__ASSIGNMENT__: All of the data should be restated word for word.

Items from an interface collection

· · · · ·

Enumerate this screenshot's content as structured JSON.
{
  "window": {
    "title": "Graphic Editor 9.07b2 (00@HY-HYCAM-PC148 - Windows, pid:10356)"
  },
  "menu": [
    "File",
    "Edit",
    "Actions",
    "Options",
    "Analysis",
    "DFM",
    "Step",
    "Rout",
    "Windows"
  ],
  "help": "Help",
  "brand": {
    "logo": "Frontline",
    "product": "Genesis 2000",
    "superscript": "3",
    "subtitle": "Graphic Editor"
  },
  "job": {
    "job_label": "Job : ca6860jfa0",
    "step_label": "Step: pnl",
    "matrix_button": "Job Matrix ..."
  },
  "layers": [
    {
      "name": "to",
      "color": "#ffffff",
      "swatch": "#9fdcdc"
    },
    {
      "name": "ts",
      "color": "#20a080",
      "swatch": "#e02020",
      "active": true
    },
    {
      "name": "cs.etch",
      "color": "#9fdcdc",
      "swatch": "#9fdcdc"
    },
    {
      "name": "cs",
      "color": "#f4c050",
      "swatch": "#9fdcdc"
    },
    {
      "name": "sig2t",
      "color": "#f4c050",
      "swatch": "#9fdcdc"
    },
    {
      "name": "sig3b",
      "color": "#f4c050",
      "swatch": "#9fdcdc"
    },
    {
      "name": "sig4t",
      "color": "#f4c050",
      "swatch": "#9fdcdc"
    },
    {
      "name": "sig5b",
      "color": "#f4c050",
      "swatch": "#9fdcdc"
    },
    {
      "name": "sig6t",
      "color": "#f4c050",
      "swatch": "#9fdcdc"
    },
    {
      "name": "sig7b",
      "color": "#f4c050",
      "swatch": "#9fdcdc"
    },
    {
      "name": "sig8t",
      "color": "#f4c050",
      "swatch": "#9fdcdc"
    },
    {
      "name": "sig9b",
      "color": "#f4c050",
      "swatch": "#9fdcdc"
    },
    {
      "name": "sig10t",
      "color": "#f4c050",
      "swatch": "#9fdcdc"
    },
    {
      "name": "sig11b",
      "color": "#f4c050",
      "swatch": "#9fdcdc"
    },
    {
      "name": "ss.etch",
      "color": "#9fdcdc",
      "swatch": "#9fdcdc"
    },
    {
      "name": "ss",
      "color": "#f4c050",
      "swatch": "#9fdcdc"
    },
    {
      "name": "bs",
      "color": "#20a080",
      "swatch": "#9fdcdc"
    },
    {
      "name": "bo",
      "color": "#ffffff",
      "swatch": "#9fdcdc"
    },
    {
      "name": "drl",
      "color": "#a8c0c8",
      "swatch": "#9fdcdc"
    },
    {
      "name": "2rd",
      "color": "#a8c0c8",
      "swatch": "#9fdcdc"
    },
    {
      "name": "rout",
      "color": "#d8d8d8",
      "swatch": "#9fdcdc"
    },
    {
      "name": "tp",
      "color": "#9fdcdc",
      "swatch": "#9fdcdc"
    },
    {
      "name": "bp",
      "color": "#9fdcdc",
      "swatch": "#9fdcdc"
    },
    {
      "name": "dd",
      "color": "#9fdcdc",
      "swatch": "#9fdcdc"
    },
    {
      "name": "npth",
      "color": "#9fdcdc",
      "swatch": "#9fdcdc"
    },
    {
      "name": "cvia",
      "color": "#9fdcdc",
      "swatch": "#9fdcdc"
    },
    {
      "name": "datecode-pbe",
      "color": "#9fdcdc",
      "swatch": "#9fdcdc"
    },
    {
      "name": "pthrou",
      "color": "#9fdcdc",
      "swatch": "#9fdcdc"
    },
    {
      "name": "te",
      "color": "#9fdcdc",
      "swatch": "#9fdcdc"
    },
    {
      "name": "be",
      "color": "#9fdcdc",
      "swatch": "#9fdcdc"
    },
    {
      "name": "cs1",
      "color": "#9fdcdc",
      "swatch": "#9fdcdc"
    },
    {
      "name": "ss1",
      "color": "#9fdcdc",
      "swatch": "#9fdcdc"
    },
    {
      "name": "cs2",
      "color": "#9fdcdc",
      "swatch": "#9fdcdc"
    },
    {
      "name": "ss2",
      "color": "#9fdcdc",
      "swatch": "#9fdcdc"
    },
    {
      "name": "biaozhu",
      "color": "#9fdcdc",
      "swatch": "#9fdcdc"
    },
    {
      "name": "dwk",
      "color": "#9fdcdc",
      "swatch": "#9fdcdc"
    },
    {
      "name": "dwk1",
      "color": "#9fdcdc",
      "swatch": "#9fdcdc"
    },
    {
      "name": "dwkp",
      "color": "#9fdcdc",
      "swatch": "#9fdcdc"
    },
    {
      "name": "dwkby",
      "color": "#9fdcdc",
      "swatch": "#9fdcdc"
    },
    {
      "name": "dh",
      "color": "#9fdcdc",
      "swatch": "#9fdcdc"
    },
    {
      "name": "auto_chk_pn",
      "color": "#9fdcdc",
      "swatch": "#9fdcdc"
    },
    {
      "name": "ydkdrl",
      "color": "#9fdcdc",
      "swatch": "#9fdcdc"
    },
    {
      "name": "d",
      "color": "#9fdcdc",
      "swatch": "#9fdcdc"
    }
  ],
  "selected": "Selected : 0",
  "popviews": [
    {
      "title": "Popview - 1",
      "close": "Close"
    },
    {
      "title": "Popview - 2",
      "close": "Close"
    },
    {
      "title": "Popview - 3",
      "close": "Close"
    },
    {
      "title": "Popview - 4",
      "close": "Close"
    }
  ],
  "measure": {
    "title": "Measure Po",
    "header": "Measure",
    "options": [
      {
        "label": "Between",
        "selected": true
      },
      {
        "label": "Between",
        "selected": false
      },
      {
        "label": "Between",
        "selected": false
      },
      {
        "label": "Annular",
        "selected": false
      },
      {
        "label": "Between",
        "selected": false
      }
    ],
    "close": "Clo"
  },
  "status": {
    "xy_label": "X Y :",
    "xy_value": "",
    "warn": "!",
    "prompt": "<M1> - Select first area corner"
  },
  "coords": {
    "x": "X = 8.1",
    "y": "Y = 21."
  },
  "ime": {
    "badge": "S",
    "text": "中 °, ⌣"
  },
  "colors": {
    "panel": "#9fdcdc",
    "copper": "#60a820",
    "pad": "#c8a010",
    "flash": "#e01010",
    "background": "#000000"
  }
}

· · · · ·

__OUTPUT__:
Enumerate this screenshot's content as structured JSON.
{
  "window": {
    "title": "Graphic Editor 9.07b2 (00@HY-HYCAM-PC148 - Windows, pid:10356)"
  },
  "menu": [
    "File",
    "Edit",
    "Actions",
    "Options",
    "Analysis",
    "DFM",
    "Step",
    "Rout",
    "Windows"
  ],
  "help": "Help",
  "brand": {
    "logo": "Frontline",
    "product": "Genesis 2000",
    "superscript": "3",
    "subtitle": "Graphic Editor"
  },
  "job": {
    "job_label": "Job : ca6860jfa0",
    "step_label": "Step: pnl",
    "matrix_button": "Job Matrix ..."
  },
  "layers": [
    {
      "name": "to",
      "color": "#ffffff",
      "swatch": "#9fdcdc"
    },
    {
      "name": "ts",
      "color": "#20a080",
      "swatch": "#e02020",
      "active": true
    },
    {
      "name": "cs.etch",
      "color": "#9fdcdc",
      "swatch": "#9fdcdc"
    },
    {
      "name": "cs",
      "color": "#f4c050",
      "swatch": "#9fdcdc"
    },
    {
      "name": "sig2t",
      "color": "#f4c050",
      "swatch": "#9fdcdc"
    },
    {
      "name": "sig3b",
      "color": "#f4c050",
      "swatch": "#9fdcdc"
    },
    {
      "name": "sig4t",
      "color": "#f4c050",
      "swatch": "#9fdcdc"
    },
    {
      "name": "sig5b",
      "color": "#f4c050",
      "swatch": "#9fdcdc"
    },
    {
      "name": "sig6t",
      "color": "#f4c050",
      "swatch": "#9fdcdc"
    },
    {
      "name": "sig7b",
      "color": "#f4c050",
      "swatch": "#9fdcdc"
    },
    {
      "name": "sig8t",
      "color": "#f4c050",
      "swatch": "#9fdcdc"
    },
    {
      "name": "sig9b",
      "color": "#f4c050",
      "swatch": "#9fdcdc"
    },
    {
      "name": "sig10t",
      "color": "#f4c050",
      "swatch": "#9fdcdc"
    },
    {
      "name": "sig11b",
      "color": "#f4c050",
      "swatch": "#9fdcdc"
    },
    {
      "name": "ss.etch",
      "color": "#9fdcdc",
      "swatch": "#9fdcdc"
    },
    {
      "name": "ss",
      "color": "#f4c050",
      "swatch": "#9fdcdc"
    },
    {
      "name": "bs",
      "color": "#20a080",
      "swatch": "#9fdcdc"
    },
    {
      "name": "bo",
      "color": "#ffffff",
      "swatch": "#9fdcdc"
    },
    {
      "name": "drl",
      "color": "#a8c0c8",
      "swatch": "#9fdcdc"
    },
    {
      "name": "2rd",
      "color": "#a8c0c8",
      "swatch": "#9fdcdc"
    },
    {
      "name": "rout",
      "color": "#d8d8d8",
      "swatch": "#9fdcdc"
    },
    {
      "name": "tp",
      "color": "#9fdcdc",
      "swatch": "#9fdcdc"
    },
    {
      "name": "bp",
      "color": "#9fdcdc",
      "swatch": "#9fdcdc"
    },
    {
      "name": "dd",
      "color": "#9fdcdc",
      "swatch": "#9fdcdc"
    },
    {
      "name": "npth",
      "color": "#9fdcdc",
      "swatch": "#9fdcdc"
    },
    {
      "name": "cvia",
      "color": "#9fdcdc",
      "swatch": "#9fdcdc"
    },
    {
      "name": "datecode-pbe",
      "color": "#9fdcdc",
      "swatch": "#9fdcdc"
    },
    {
      "name": "pthrou",
      "color": "#9fdcdc",
      "swatch": "#9fdcdc"
    },
    {
      "name": "te",
      "color": "#9fdcdc",
      "swatch": "#9fdcdc"
    },
    {
      "name": "be",
      "color": "#9fdcdc",
      "swatch": "#9fdcdc"
    },
    {
      "name": "cs1",
      "color": "#9fdcdc",
      "swatch": "#9fdcdc"
    },
    {
      "name": "ss1",
      "color": "#9fdcdc",
      "swatch": "#9fdcdc"
    },
    {
      "name": "cs2",
      "color": "#9fdcdc",
      "swatch": "#9fdcdc"
    },
    {
      "name": "ss2",
      "color": "#9fdcdc",
      "swatch": "#9fdcdc"
    },
    {
      "name": "biaozhu",
      "color": "#9fdcdc",
      "swatch": "#9fdcdc"
    },
    {
      "name": "dwk",
      "color": "#9fdcdc",
      "swatch": "#9fdcdc"
    },
    {
      "name": "dwk1",
      "color": "#9fdcdc",
      "swatch": "#9fdcdc"
    },
    {
      "name": "dwkp",
      "color": "#9fdcdc",
      "swatch": "#9fdcdc"
    },
    {
      "name": "dwkby",
      "color": "#9fdcdc",
      "swatch": "#9fdcdc"
    },
    {
      "name": "dh",
      "color": "#9fdcdc",
      "swatch": "#9fdcdc"
    },
    {
      "name": "auto_chk_pn",
      "color": "#9fdcdc",
      "swatch": "#9fdcdc"
    },
    {
      "name": "ydkdrl",
      "color": "#9fdcdc",
      "swatch": "#9fdcdc"
    },
    {
      "name": "d",
      "color": "#9fdcdc",
      "swatch": "#9fdcdc"
    }
  ],
  "selected": "Selected : 0",
  "popviews": [
    {
      "title": "Popview - 1",
      "close": "Close"
    },
    {
      "title": "Popview - 2",
      "close": "Close"
    },
    {
      "title": "Popview - 3",
      "close": "Close"
    },
    {
      "title": "Popview - 4",
      "close": "Close"
    }
  ],
  "measure": {
    "title": "Measure Po",
    "header": "Measure",
    "options": [
      {
        "label": "Between",
        "selected": true
      },
      {
        "label": "Between",
        "selected": false
      },
      {
        "label": "Between",
        "selected": false
      },
      {
        "label": "Annular",
        "selected": false
      },
      {
        "label": "Between",
        "selected": false
      }
    ],
    "close": "Clo"
  },
  "status": {
    "xy_label": "X Y :",
    "xy_value": "",
    "warn": "!",
    "prompt": "<M1> - Select first area corner"
  },
  "coords": {
    "x": "X = 8.1",
    "y": "Y = 21."
  },
  "ime": {
    "badge": "S",
    "text": "中 °, ⌣"
  },
  "colors": {
    "panel": "#9fdcdc",
    "copper": "#60a820",
    "pad": "#c8a010",
    "flash": "#e01010",
    "background": "#000000"
  }
}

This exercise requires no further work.